Cassidy, Louisiana’s senior senator who hails from Baton Rouge, spoke to a small group of supporters at a Denham Springs Rouses Supermarket that flooded shortly after opening during torrential 2016 rains that inundated thousands of homes and businesses. He touted his work on landing the state flood recovery money and aiding those whose homes and businesses flooded.
While he has a sizable $5.3 million war chest and is a Republican incumbent in a red state, Cassidy said he’s not taking his first reelection bid lightly, and instead will act as if he has “the strongest opponent in the world.” At least one Democrat, Antoine Pierce, has announced he will challenge Cassidy for the seat. The open primary election is Nov. 3, the same date as the presidential election, with a Dec. 5 runoff if necessary.
“The key issue is, do you want this economy to continue to work,” Cassidy told reporters following a brief speech to supporters. “The folks on the other side don't want it to work as it has been working. President Trump's commitment to making our country energy dominant has created lots of energy jobs.
“We've got a pretty stark choice in this upcoming (presidential) race,” he added. “I think the president's policies have benefited our state and our nation, and I'm going to be with those policies."
Since unseating Democratic incumbent Sen. Mary Landrieu in 2014, Cassidy has raised his profile in the Trump era largely through his work on a failed Republican attempt to repeal and replace the Affordable Care Act. Cassidy said the ACA, former President Barack Obama’s signature health law, has become part of “the fabric of our society,” though he said parts of it are unsustainable and need to be replaced. He declined to say whether he supports a lawsuit supported by Louisiana Attorney General Jeff Landry that seeks to repeal the law.
Asked about President Donald Trump’s pardon of Eddie DeBartolo Jr., who paid $400,000 in hundred dollar bills to then-Louisiana Gov. Edwin Edwards for a gambling license, Cassidy said he didn’t know the “particulars” of the case but that “as a rule” he supports letting people convicted of crimes to have a fresh start.

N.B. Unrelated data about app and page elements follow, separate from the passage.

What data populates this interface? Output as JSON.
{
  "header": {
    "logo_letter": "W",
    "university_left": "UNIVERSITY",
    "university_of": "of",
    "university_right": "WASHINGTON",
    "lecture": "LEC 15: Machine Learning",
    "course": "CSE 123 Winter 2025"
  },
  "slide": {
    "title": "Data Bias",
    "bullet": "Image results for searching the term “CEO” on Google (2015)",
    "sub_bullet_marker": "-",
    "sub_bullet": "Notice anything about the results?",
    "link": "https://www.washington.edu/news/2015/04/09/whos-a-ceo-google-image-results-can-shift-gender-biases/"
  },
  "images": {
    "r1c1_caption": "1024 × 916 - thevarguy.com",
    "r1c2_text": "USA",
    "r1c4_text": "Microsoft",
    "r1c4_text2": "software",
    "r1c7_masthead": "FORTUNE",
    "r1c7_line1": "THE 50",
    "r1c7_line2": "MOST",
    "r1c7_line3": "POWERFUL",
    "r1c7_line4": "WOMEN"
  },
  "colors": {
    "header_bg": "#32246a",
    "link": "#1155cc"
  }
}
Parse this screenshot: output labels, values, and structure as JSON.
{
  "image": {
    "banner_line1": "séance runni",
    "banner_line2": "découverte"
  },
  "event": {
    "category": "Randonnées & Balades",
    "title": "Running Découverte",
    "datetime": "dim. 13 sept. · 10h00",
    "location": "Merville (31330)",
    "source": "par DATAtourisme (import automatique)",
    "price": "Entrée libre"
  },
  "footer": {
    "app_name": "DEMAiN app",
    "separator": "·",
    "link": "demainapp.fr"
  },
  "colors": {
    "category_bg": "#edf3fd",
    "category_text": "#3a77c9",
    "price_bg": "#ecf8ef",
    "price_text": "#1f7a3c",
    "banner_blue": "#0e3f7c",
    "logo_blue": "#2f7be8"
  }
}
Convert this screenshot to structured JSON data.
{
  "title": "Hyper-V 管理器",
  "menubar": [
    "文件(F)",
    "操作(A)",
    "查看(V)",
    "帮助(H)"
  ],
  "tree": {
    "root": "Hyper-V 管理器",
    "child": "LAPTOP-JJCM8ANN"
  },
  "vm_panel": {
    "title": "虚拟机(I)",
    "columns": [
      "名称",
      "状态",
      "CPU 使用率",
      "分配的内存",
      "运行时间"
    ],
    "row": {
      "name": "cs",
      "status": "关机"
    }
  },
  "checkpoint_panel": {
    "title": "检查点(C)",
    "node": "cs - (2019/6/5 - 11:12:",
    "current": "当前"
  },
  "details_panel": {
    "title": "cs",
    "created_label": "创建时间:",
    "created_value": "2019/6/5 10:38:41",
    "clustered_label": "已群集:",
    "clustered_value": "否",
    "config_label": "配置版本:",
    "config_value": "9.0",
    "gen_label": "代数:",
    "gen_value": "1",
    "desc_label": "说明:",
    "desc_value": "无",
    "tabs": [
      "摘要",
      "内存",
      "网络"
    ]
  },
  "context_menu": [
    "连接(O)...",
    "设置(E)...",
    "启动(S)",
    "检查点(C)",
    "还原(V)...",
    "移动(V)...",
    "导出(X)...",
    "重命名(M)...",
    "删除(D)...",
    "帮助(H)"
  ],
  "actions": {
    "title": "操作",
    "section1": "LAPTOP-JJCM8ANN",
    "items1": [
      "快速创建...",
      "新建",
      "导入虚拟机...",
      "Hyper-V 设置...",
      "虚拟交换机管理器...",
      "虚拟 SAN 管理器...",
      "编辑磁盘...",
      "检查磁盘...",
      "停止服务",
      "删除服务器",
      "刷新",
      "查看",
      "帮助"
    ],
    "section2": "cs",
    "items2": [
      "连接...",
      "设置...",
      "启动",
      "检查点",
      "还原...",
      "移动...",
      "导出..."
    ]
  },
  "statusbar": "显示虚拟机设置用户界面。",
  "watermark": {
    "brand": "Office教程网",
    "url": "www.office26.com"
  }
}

“That crime happened 30 years ago, and we're supposed to continue to pound on somebody for something that happened 30 years ago?” Cassidy said. “So I don't know the particulars, but as a rule, the president I think has taken the position, whether it's white collar crime or whether it is street crime that if somebody has paid a debt to society, it is better for society to let them restart than to continue to punish them. And as a rule, I agree with that.”
Cassidy sidestepped a question about whether he would support a pardon for Edwin Edwards, who served 8 and a half years in federal prison as part of the case. Edwards is 92 years old.
“So I don't think it makes a difference to Edwin, frankly. He ran for Congress. So I don't think it makes a difference to him. But it might make a difference to others,” Cassidy said.